WHAT IS REQUIRED: Your answer should be every line from the records that contains "Disabled".

App and web page records:
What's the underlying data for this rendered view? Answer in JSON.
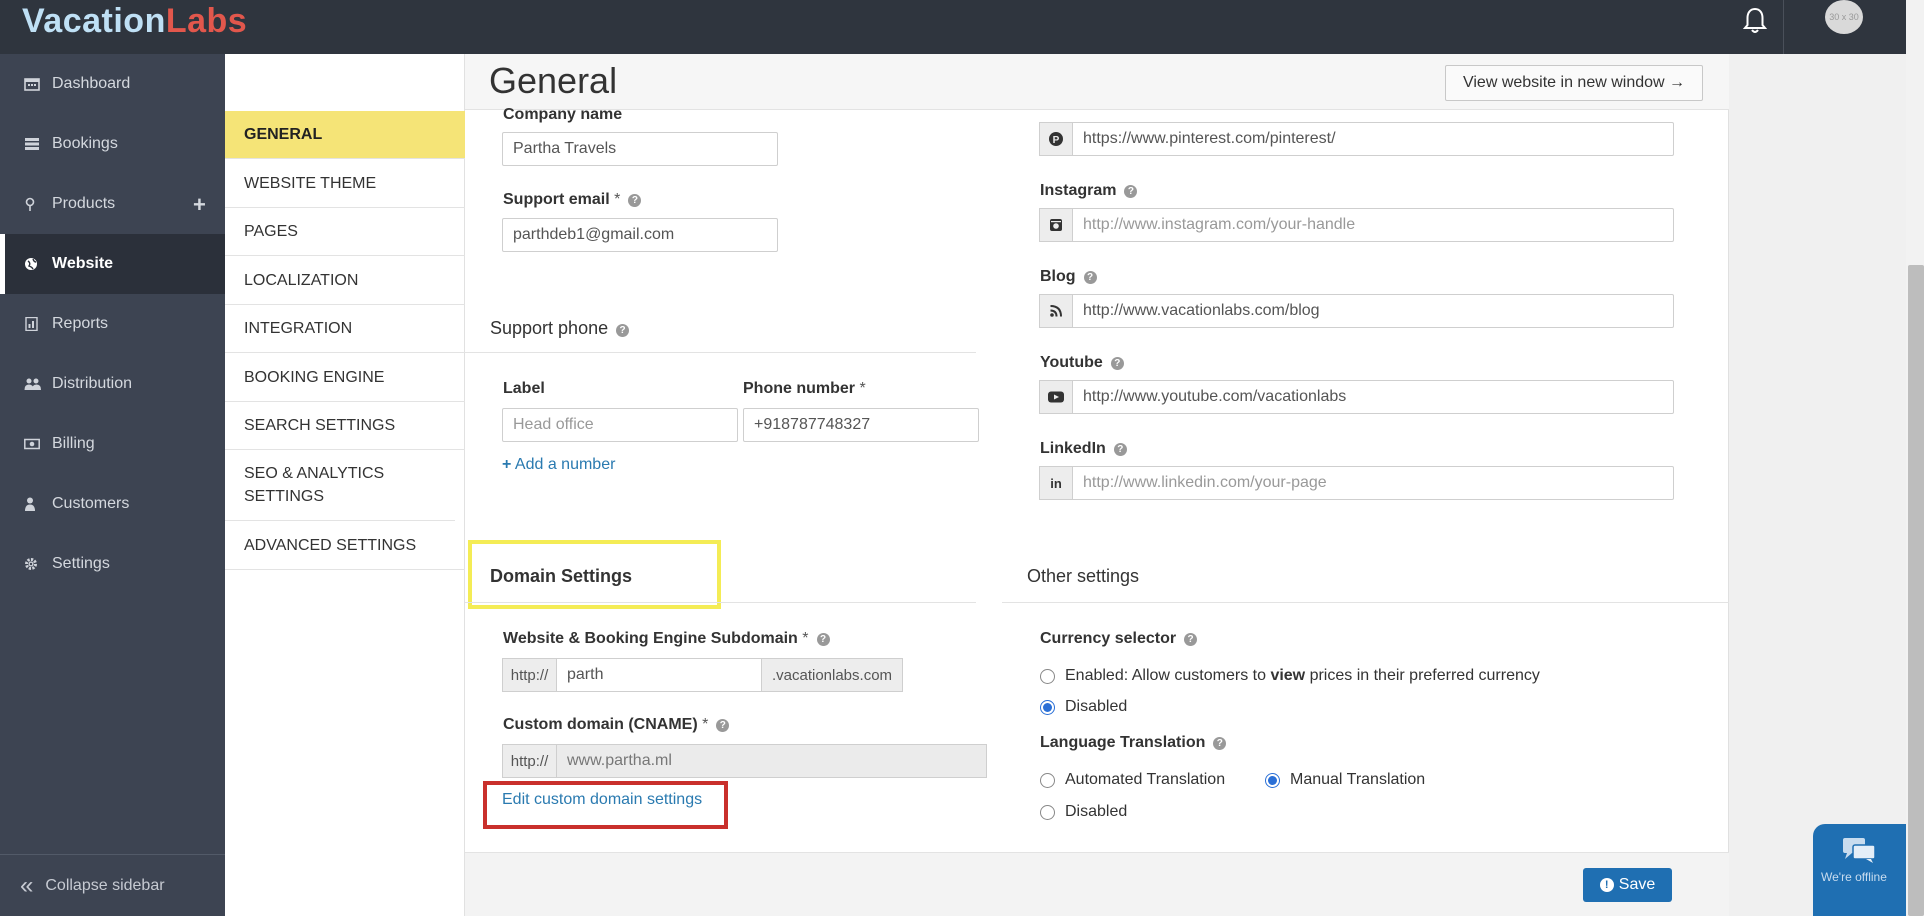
{
  "header": {
    "logo_part1": "Vacation",
    "logo_part2": "Labs",
    "avatar_text": "30 x 30"
  },
  "sidebar": {
    "items": [
      {
        "label": "Dashboard",
        "icon": "calendar-icon"
      },
      {
        "label": "Bookings",
        "icon": "list-icon"
      },
      {
        "label": "Products",
        "icon": "map-marker-icon"
      },
      {
        "label": "Website",
        "icon": "globe-icon"
      },
      {
        "label": "Reports",
        "icon": "report-icon"
      },
      {
        "label": "Distribution",
        "icon": "users-icon"
      },
      {
        "label": "Billing",
        "icon": "money-icon"
      },
      {
        "label": "Customers",
        "icon": "user-icon"
      },
      {
        "label": "Settings",
        "icon": "gear-icon"
      }
    ],
    "products_plus": "+",
    "collapse_label": "Collapse sidebar"
  },
  "submenu": {
    "items": [
      "GENERAL",
      "WEBSITE THEME",
      "PAGES",
      "LOCALIZATION",
      "INTEGRATION",
      "BOOKING ENGINE",
      "SEARCH SETTINGS",
      "SEO & ANALYTICS SETTINGS",
      "ADVANCED SETTINGS"
    ]
  },
  "page": {
    "title": "General",
    "view_website_label": "View website in new window →"
  },
  "company": {
    "name_label": "Company name",
    "name_value": "Partha Travels",
    "email_label": "Support email",
    "email_value": "parthdeb1@gmail.com",
    "required_mark": "*"
  },
  "phone": {
    "heading": "Support phone",
    "label_label": "Label",
    "label_placeholder": "Head office",
    "number_label": "Phone number",
    "number_value": "+918787748327",
    "add_link": "Add a number"
  },
  "social": {
    "pinterest_value": "https://www.pinterest.com/pinterest/",
    "instagram_label": "Instagram",
    "instagram_placeholder": "http://www.instagram.com/your-handle",
    "blog_label": "Blog",
    "blog_value": "http://www.vacationlabs.com/blog",
    "youtube_label": "Youtube",
    "youtube_value": "http://www.youtube.com/vacationlabs",
    "linkedin_label": "LinkedIn",
    "linkedin_placeholder": "http://www.linkedin.com/your-page"
  },
  "domain": {
    "heading": "Domain Settings",
    "subdomain_label": "Website & Booking Engine Subdomain",
    "prefix": "http://",
    "subdomain_value": "parth",
    "suffix": ".vacationlabs.com",
    "cname_label": "Custom domain (CNAME)",
    "cname_value": "www.partha.ml",
    "edit_link": "Edit custom domain settings"
  },
  "other": {
    "heading": "Other settings",
    "currency_label": "Currency selector",
    "currency_enabled_pre": "Enabled: Allow customers to ",
    "currency_enabled_bold": "view",
    "currency_enabled_post": " prices in their preferred currency",
    "currency_disabled": "Disabled",
    "currency_selected": "Disabled",
    "language_label": "Language Translation",
    "lang_auto": "Automated Translation",
    "lang_manual": "Manual Translation",
    "lang_disabled": "Disabled",
    "lang_selected": "Manual Translation"
  },
  "footer": {
    "save_label": "Save",
    "chat_text": "We're offline"
  },
  "colors": {
    "sidebar_bg": "#3d4452",
    "topbar_bg": "#2f353e",
    "active_submenu": "#f5e477",
    "primary_button": "#1f6fb2",
    "highlight_yellow": "#f4ec55",
    "highlight_red": "#c9302c"
  }
}
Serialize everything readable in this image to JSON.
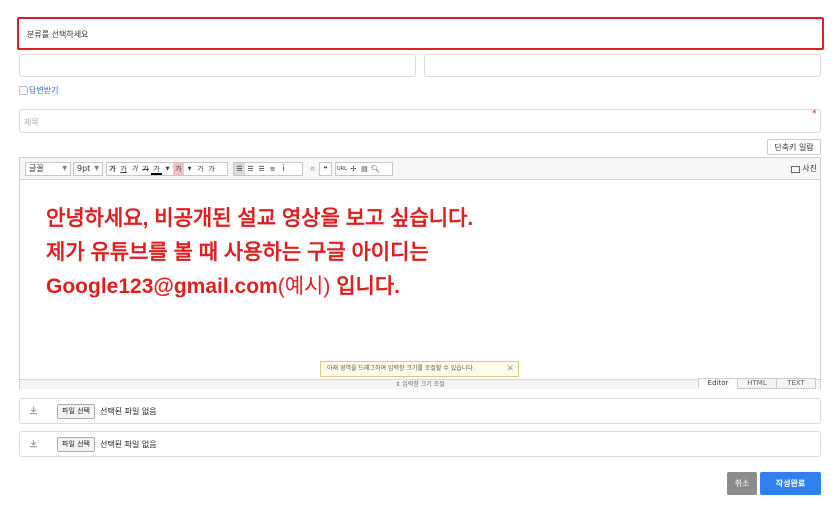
{
  "form": {
    "category_placeholder": "분류를 선택하세요",
    "notify_label": "답변받기",
    "subject_placeholder": "제목",
    "required_mark": "*",
    "shortcut_button": "단축키 일람"
  },
  "editor": {
    "toolbar": {
      "font_select": "글꼴",
      "size_select": "9pt",
      "bold": "가",
      "underline": "가",
      "italic": "가",
      "strike": "가",
      "font_color": "가",
      "bg_color": "가",
      "superscript": "가",
      "subscript": "가",
      "align_justify": "≡",
      "quote": "❝",
      "url": "URL",
      "photo": "사진"
    },
    "content": {
      "line1": "안녕하세요, 비공개된 설교 영상을 보고 싶습니다.",
      "line2": "제가 유튜브를 볼 때 사용하는 구글 아이디는",
      "line3_email": "Google123@gmail.com",
      "line3_paren": "(예시)",
      "line3_end": " 입니다."
    },
    "resize_tip": "아래 영역을 드래그하여 입력창 크기를 조절할 수 있습니다.",
    "resize_bar": "⇕ 입력창 크기 조절",
    "modes": [
      "Editor",
      "HTML",
      "TEXT"
    ]
  },
  "files": [
    {
      "choose_label": "파일 선택",
      "status": "선택된 파일 없음"
    },
    {
      "choose_label": "파일 선택",
      "status": "선택된 파일 없음"
    }
  ],
  "actions": {
    "cancel": "취소",
    "submit": "작성완료"
  },
  "colors": {
    "accent": "#2f80ed",
    "error": "#e02020",
    "cancel": "#8c8c8c"
  }
}
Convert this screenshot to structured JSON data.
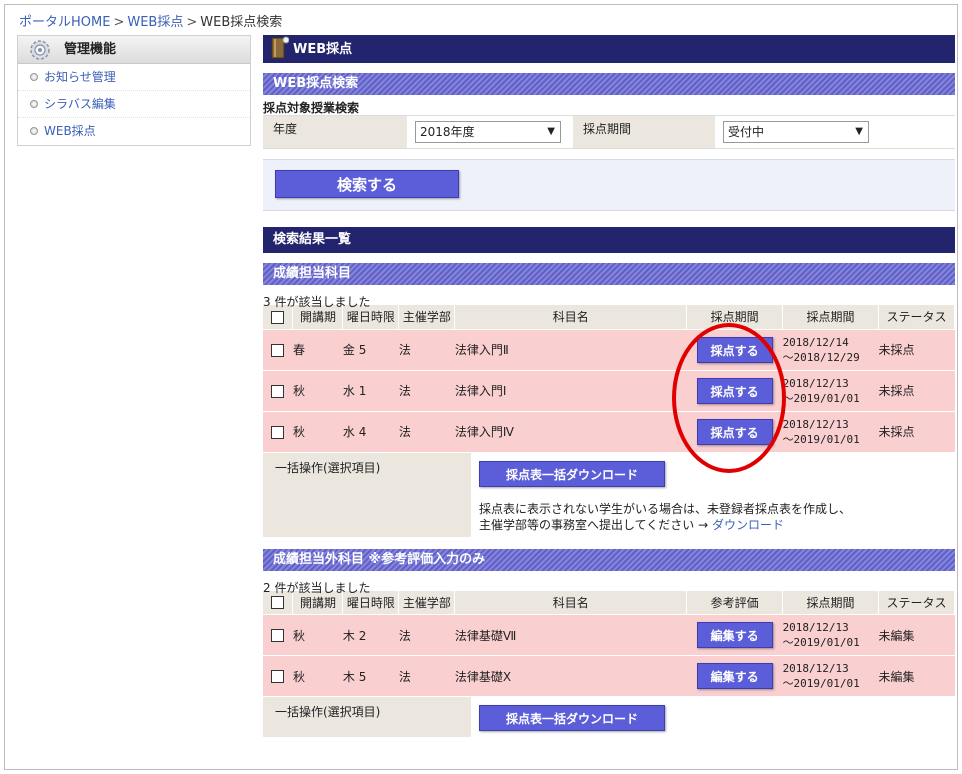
{
  "breadcrumb": {
    "home": "ポータルHOME",
    "sep": ">",
    "mid": "WEB採点",
    "current": "WEB採点検索"
  },
  "sidebar": {
    "title": "管理機能",
    "items": [
      {
        "label": "お知らせ管理"
      },
      {
        "label": "シラバス編集"
      },
      {
        "label": "WEB採点"
      }
    ]
  },
  "main": {
    "title": "WEB採点",
    "search_header": "WEB採点検索",
    "search_sub": "採点対象授業検索",
    "year_label": "年度",
    "year_value": "2018年度",
    "period_label": "採点期間",
    "period_value": "受付中",
    "search_button": "検索する",
    "results_header": "検索結果一覧"
  },
  "assigned": {
    "header": "成績担当科目",
    "count": "3 件が該当しました",
    "columns": [
      "開講期",
      "曜日時限",
      "主催学部",
      "科目名",
      "採点期間",
      "採点期間",
      "ステータス"
    ],
    "rows": [
      {
        "term": "春",
        "slot": "金 5",
        "faculty": "法",
        "subject": "法律入門Ⅱ",
        "button": "採点する",
        "period_from": "2018/12/14",
        "period_to": "～2018/12/29",
        "status": "未採点"
      },
      {
        "term": "秋",
        "slot": "水 1",
        "faculty": "法",
        "subject": "法律入門Ⅰ",
        "button": "採点する",
        "period_from": "2018/12/13",
        "period_to": "～2019/01/01",
        "status": "未採点"
      },
      {
        "term": "秋",
        "slot": "水 4",
        "faculty": "法",
        "subject": "法律入門Ⅳ",
        "button": "採点する",
        "period_from": "2018/12/13",
        "period_to": "～2019/01/01",
        "status": "未採点"
      }
    ],
    "bulk_label": "一括操作(選択項目)",
    "bulk_button": "採点表一括ダウンロード",
    "note_line1": "採点表に表示されない学生がいる場合は、未登録者採点表を作成し、",
    "note_line2": "主催学部等の事務室へ提出してください →",
    "note_link": "ダウンロード"
  },
  "other": {
    "header": "成績担当外科目 ※参考評価入力のみ",
    "count": "2 件が該当しました",
    "columns": [
      "開講期",
      "曜日時限",
      "主催学部",
      "科目名",
      "参考評価",
      "採点期間",
      "ステータス"
    ],
    "rows": [
      {
        "term": "秋",
        "slot": "木 2",
        "faculty": "法",
        "subject": "法律基礎Ⅶ",
        "button": "編集する",
        "period_from": "2018/12/13",
        "period_to": "～2019/01/01",
        "status": "未編集"
      },
      {
        "term": "秋",
        "slot": "木 5",
        "faculty": "法",
        "subject": "法律基礎Ⅹ",
        "button": "編集する",
        "period_from": "2018/12/13",
        "period_to": "～2019/01/01",
        "status": "未編集"
      }
    ],
    "bulk_label": "一括操作(選択項目)",
    "bulk_button": "採点表一括ダウンロード"
  },
  "colors": {
    "navy": "#22246e",
    "stripe": "#6a6ad0",
    "row_pink": "#f9cfd0",
    "button": "#5b5ed8",
    "highlight": "#e00000"
  }
}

COMPLETED EXERCISE:
    "currency_disabled": "Disabled",
    "currency_selected": "Disabled",
    "lang_disabled": "Disabled",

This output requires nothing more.